→ What the task asks: The answer should consist of the records below, repeated exactly, and no pictures.
----
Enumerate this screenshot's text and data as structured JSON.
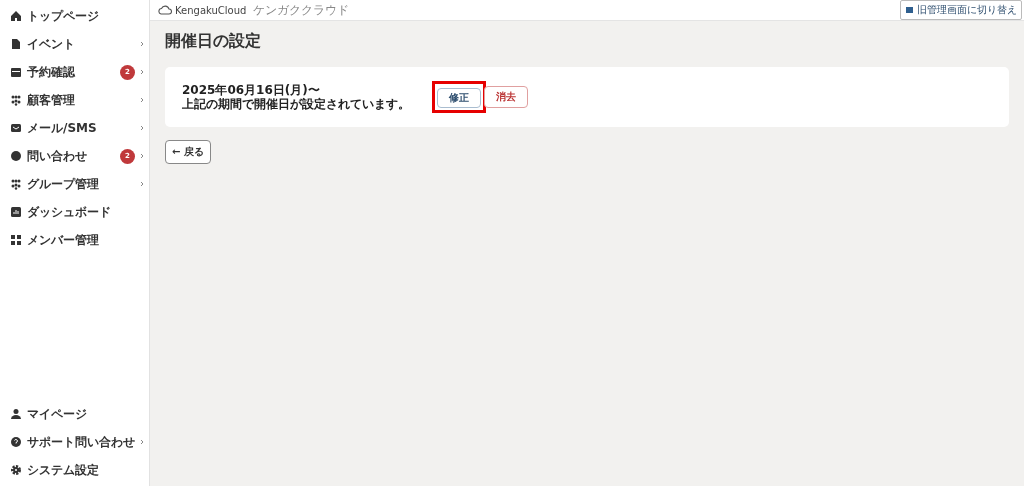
{
  "sidebar": {
    "items": [
      {
        "label": "トップページ",
        "chevron": false
      },
      {
        "label": "イベント",
        "chevron": true
      },
      {
        "label": "予約確認",
        "chevron": true,
        "badge": "2"
      },
      {
        "label": "顧客管理",
        "chevron": true
      },
      {
        "label": "メール/SMS",
        "chevron": true
      },
      {
        "label": "問い合わせ",
        "chevron": true,
        "badge": "2"
      },
      {
        "label": "グループ管理",
        "chevron": true
      },
      {
        "label": "ダッシュボード",
        "chevron": false
      },
      {
        "label": "メンバー管理",
        "chevron": false
      }
    ],
    "bottom_items": [
      {
        "label": "マイページ",
        "chevron": false
      },
      {
        "label": "サポート問い合わせ",
        "chevron": true
      },
      {
        "label": "システム設定",
        "chevron": false
      }
    ]
  },
  "header": {
    "logo": "KengakuCloud",
    "logo_sub": "ケンガククラウド",
    "switch_button": "旧管理画面に切り替え"
  },
  "page_title": "開催日の設定",
  "card": {
    "date": "2025年06月16日(月)〜",
    "message": "上記の期間で開催日が設定されています。",
    "edit_button": "修正",
    "edit_highlighted": true,
    "delete_button": "消去"
  },
  "back_button": "← 戻る"
}
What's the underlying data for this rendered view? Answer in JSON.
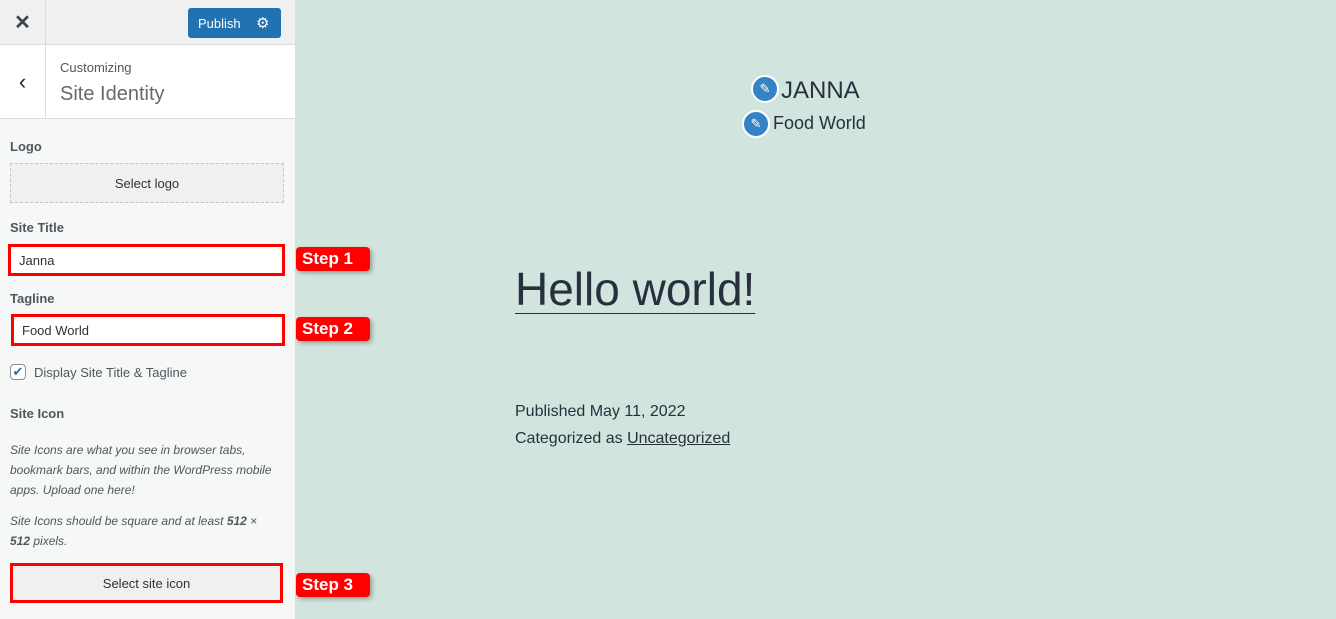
{
  "topbar": {
    "close_icon": "close-icon",
    "publish_label": "Publish",
    "settings_icon": "gear-icon"
  },
  "header": {
    "back_icon": "chevron-left-icon",
    "subtitle": "Customizing",
    "title": "Site Identity"
  },
  "panel": {
    "logo_label": "Logo",
    "select_logo": "Select logo",
    "site_title_label": "Site Title",
    "site_title_value": "Janna",
    "tagline_label": "Tagline",
    "tagline_value": "Food World",
    "display_checkbox_label": "Display Site Title & Tagline",
    "display_checked": true,
    "site_icon_label": "Site Icon",
    "site_icon_desc1": "Site Icons are what you see in browser tabs, bookmark bars, and within the WordPress mobile apps. Upload one here!",
    "site_icon_desc2_pre": "Site Icons should be square and at least ",
    "site_icon_desc2_size1": "512",
    "site_icon_desc2_x": " × ",
    "site_icon_desc2_size2": "512",
    "site_icon_desc2_post": " pixels.",
    "select_site_icon": "Select site icon"
  },
  "annotations": {
    "step1": "Step 1",
    "step2": "Step 2",
    "step3": "Step 3",
    "color": "#ff0000"
  },
  "preview": {
    "site_title": "JANNA",
    "tagline": "Food World",
    "post_title": "Hello world!",
    "published_prefix": "Published ",
    "published_date": "May 11, 2022",
    "category_prefix": "Categorized as ",
    "category": "Uncategorized",
    "background": "#d1e4dd"
  }
}
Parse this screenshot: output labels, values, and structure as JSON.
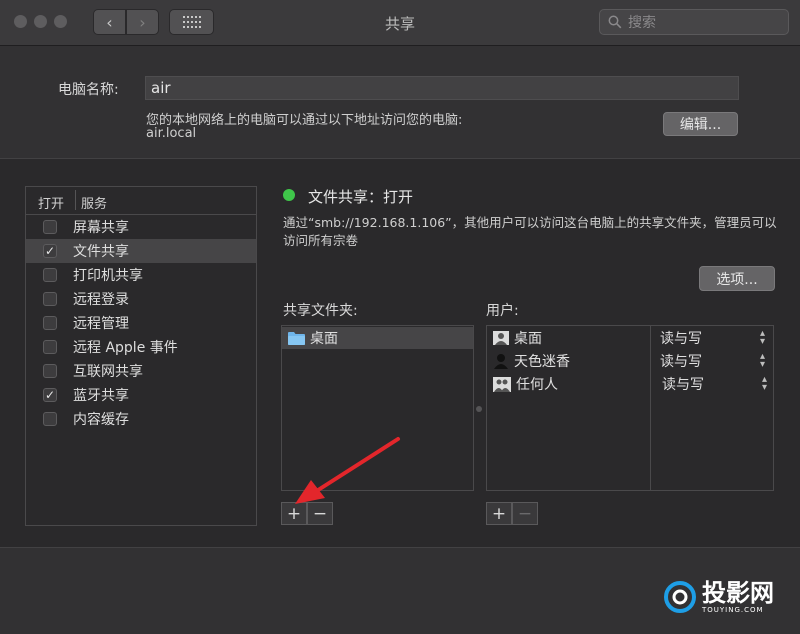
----
→ Solution to this exercise:
Enumerate this screenshot's text and data as structured JSON.
{
  "sidebar": {
    "items": [
      {
        "label": "トップページ",
        "chevron": false
      },
      {
        "label": "イベント",
        "chevron": true
      },
      {
        "label": "予約確認",
        "chevron": true,
        "badge": "2"
      },
      {
        "label": "顧客管理",
        "chevron": true
      },
      {
        "label": "メール/SMS",
        "chevron": true
      },
      {
        "label": "問い合わせ",
        "chevron": true,
        "badge": "2"
      },
      {
        "label": "グループ管理",
        "chevron": true
      },
      {
        "label": "ダッシュボード",
        "chevron": false
      },
      {
        "label": "メンバー管理",
        "chevron": false
      }
    ],
    "bottom_items": [
      {
        "label": "マイページ",
        "chevron": false
      },
      {
        "label": "サポート問い合わせ",
        "chevron": true
      },
      {
        "label": "システム設定",
        "chevron": false
      }
    ]
  },
  "header": {
    "logo": "KengakuCloud",
    "logo_sub": "ケンガククラウド",
    "switch_button": "旧管理画面に切り替え"
  },
  "page_title": "開催日の設定",
  "card": {
    "date": "2025年06月16日(月)〜",
    "message": "上記の期間で開催日が設定されています。",
    "edit_button": "修正",
    "edit_highlighted": true,
    "delete_button": "消去"
  },
  "back_button": "← 戻る"
}
What's the underlying data for this rendered view? Answer in JSON.
{
  "topbar": {
    "close_icon": "close-icon",
    "publish_label": "Publish",
    "settings_icon": "gear-icon"
  },
  "header": {
    "back_icon": "chevron-left-icon",
    "subtitle": "Customizing",
    "title": "Site Identity"
  },
  "panel": {
    "logo_label": "Logo",
    "select_logo": "Select logo",
    "site_title_label": "Site Title",
    "site_title_value": "Janna",
    "tagline_label": "Tagline",
    "tagline_value": "Food World",
    "display_checkbox_label": "Display Site Title & Tagline",
    "display_checked": true,
    "site_icon_label": "Site Icon",
    "site_icon_desc1": "Site Icons are what you see in browser tabs, bookmark bars, and within the WordPress mobile apps. Upload one here!",
    "site_icon_desc2_pre": "Site Icons should be square and at least ",
    "site_icon_desc2_size1": "512",
    "site_icon_desc2_x": " × ",
    "site_icon_desc2_size2": "512",
    "site_icon_desc2_post": " pixels.",
    "select_site_icon": "Select site icon"
  },
  "annotations": {
    "step1": "Step 1",
    "step2": "Step 2",
    "step3": "Step 3",
    "color": "#ff0000"
  },
  "preview": {
    "site_title": "JANNA",
    "tagline": "Food World",
    "post_title": "Hello world!",
    "published_prefix": "Published ",
    "published_date": "May 11, 2022",
    "category_prefix": "Categorized as ",
    "category": "Uncategorized",
    "background": "#d1e4dd"
  }
}
Parse this screenshot: output labels, values, and structure as JSON.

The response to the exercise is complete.